• YOUR TASK: Wherever the word "screenshot" appears in a line of the records, copy that line.
————
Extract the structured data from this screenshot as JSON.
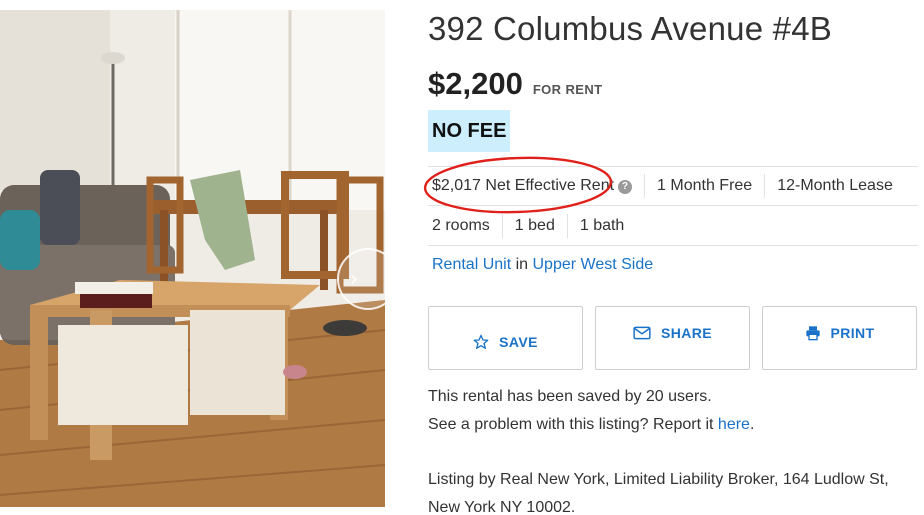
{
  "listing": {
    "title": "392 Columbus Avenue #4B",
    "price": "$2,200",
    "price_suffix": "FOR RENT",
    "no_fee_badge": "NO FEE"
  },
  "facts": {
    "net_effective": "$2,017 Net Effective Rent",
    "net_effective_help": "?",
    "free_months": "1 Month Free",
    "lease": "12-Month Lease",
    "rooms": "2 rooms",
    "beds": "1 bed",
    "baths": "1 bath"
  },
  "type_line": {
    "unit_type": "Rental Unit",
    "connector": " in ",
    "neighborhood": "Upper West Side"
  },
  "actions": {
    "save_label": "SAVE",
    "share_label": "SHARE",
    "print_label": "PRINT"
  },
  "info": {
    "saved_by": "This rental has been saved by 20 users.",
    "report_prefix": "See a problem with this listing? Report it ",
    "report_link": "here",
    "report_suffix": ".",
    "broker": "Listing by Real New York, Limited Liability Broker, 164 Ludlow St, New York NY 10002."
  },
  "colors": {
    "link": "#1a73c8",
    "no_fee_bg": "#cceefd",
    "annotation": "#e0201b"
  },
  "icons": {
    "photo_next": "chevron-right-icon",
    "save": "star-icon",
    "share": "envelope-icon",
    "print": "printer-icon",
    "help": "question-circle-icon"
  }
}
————
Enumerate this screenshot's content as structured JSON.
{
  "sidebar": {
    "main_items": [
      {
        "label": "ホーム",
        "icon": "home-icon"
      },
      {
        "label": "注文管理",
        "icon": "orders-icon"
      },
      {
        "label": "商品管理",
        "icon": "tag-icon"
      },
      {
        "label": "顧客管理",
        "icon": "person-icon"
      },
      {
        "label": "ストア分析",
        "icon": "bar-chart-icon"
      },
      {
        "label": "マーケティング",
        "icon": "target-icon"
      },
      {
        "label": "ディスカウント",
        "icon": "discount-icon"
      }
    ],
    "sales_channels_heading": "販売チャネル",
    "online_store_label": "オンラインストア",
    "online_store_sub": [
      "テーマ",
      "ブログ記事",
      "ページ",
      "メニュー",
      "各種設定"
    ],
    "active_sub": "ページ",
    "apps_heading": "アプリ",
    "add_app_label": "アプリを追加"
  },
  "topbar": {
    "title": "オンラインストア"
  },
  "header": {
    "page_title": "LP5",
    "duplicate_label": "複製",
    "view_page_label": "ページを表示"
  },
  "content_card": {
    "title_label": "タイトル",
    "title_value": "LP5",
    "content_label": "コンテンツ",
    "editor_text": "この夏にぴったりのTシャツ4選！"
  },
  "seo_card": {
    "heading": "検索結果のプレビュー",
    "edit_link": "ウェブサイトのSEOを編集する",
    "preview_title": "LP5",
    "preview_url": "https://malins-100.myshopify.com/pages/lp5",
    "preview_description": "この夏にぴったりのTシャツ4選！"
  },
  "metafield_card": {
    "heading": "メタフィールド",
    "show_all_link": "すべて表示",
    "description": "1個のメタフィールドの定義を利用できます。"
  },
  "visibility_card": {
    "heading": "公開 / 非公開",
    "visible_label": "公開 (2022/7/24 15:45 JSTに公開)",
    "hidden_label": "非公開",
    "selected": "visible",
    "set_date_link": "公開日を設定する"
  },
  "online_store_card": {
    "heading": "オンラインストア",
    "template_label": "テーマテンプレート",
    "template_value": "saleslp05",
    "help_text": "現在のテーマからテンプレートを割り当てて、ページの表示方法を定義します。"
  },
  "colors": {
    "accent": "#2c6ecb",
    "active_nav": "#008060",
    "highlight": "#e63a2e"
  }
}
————
• WRITTEN SOLUTION:
Extract the structured data from this screenshot as JSON.
Enumerate this screenshot's content as structured JSON.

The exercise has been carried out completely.